**WORK REQUEST:** Check each line of the records below and collect those holding "subtitle".

[Items from an interface collection]

_ _ _ _ _ _ _

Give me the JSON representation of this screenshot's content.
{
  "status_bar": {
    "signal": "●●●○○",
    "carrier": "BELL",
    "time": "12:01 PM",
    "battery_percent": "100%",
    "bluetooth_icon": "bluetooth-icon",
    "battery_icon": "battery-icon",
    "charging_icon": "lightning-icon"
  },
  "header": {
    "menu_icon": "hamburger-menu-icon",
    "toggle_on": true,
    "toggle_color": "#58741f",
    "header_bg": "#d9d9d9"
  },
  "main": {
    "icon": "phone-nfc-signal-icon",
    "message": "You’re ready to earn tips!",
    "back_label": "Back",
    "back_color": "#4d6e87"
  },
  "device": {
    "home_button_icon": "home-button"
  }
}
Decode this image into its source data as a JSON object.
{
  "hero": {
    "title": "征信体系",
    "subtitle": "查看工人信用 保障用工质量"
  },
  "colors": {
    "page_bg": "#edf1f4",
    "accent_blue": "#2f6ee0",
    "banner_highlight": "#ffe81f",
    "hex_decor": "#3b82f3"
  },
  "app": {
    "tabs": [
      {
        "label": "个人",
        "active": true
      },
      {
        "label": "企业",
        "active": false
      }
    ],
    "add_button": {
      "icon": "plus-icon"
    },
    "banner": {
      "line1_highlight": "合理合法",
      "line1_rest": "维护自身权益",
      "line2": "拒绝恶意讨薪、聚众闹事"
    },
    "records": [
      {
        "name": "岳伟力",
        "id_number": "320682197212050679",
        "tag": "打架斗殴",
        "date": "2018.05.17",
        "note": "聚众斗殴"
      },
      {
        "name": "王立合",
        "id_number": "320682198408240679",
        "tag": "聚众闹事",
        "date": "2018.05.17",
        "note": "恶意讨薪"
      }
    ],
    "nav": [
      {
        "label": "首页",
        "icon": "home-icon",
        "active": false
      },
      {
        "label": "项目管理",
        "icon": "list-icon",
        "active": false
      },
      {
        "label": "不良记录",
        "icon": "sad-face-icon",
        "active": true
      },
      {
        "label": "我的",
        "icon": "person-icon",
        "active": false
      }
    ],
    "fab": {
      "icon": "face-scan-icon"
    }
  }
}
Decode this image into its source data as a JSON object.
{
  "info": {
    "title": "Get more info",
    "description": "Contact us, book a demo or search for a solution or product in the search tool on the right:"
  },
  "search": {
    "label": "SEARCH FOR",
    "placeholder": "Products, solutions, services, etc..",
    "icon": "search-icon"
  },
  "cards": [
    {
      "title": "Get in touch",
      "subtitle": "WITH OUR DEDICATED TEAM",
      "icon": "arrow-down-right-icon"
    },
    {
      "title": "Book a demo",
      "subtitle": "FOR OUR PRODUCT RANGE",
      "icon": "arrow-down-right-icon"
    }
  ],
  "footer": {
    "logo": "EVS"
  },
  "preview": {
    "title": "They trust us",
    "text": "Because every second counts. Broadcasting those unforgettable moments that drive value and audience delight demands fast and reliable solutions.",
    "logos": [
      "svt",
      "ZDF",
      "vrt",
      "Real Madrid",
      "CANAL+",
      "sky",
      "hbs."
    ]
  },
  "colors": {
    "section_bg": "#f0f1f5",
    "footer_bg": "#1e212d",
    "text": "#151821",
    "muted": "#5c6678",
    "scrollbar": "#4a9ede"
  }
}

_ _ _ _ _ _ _

**TASK OUTPUT:**
    "subtitle": "查看工人信用 保障用工质量"
      "subtitle": "WITH OUR DEDICATED TEAM",
      "subtitle": "FOR OUR PRODUCT RANGE",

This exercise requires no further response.